___ EXERCISE DATA
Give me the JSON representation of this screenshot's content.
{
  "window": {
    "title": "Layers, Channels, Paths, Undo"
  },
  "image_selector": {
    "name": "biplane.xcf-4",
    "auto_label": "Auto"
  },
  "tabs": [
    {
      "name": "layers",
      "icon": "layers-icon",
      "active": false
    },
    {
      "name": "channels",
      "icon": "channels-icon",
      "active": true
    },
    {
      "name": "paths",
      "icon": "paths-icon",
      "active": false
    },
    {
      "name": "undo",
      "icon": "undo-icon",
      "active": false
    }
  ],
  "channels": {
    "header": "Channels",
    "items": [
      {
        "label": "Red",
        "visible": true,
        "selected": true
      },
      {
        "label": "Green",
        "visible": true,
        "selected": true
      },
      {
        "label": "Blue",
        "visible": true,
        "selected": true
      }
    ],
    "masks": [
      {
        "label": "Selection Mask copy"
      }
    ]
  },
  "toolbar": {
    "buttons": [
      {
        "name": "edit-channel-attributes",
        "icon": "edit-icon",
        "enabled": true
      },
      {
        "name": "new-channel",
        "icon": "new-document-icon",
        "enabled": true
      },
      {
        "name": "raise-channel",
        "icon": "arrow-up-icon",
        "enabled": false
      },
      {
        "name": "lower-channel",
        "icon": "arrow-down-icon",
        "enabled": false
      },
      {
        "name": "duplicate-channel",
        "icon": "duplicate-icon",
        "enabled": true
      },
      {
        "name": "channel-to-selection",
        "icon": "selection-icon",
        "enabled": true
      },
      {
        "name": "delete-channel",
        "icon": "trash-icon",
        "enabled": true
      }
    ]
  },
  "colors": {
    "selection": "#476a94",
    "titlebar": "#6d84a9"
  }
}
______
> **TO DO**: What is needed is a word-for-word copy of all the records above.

> **ANSWER FOR THE TASK**:
Give me the JSON representation of this screenshot's content.
{
  "window": {
    "title": "Layers, Channels, Paths, Undo"
  },
  "image_selector": {
    "name": "biplane.xcf-4",
    "auto_label": "Auto"
  },
  "tabs": [
    {
      "name": "layers",
      "icon": "layers-icon",
      "active": false
    },
    {
      "name": "channels",
      "icon": "channels-icon",
      "active": true
    },
    {
      "name": "paths",
      "icon": "paths-icon",
      "active": false
    },
    {
      "name": "undo",
      "icon": "undo-icon",
      "active": false
    }
  ],
  "channels": {
    "header": "Channels",
    "items": [
      {
        "label": "Red",
        "visible": true,
        "selected": true
      },
      {
        "label": "Green",
        "visible": true,
        "selected": true
      },
      {
        "label": "Blue",
        "visible": true,
        "selected": true
      }
    ],
    "masks": [
      {
        "label": "Selection Mask copy"
      }
    ]
  },
  "toolbar": {
    "buttons": [
      {
        "name": "edit-channel-attributes",
        "icon": "edit-icon",
        "enabled": true
      },
      {
        "name": "new-channel",
        "icon": "new-document-icon",
        "enabled": true
      },
      {
        "name": "raise-channel",
        "icon": "arrow-up-icon",
        "enabled": false
      },
      {
        "name": "lower-channel",
        "icon": "arrow-down-icon",
        "enabled": false
      },
      {
        "name": "duplicate-channel",
        "icon": "duplicate-icon",
        "enabled": true
      },
      {
        "name": "channel-to-selection",
        "icon": "selection-icon",
        "enabled": true
      },
      {
        "name": "delete-channel",
        "icon": "trash-icon",
        "enabled": true
      }
    ]
  },
  "colors": {
    "selection": "#476a94",
    "titlebar": "#6d84a9"
  }
}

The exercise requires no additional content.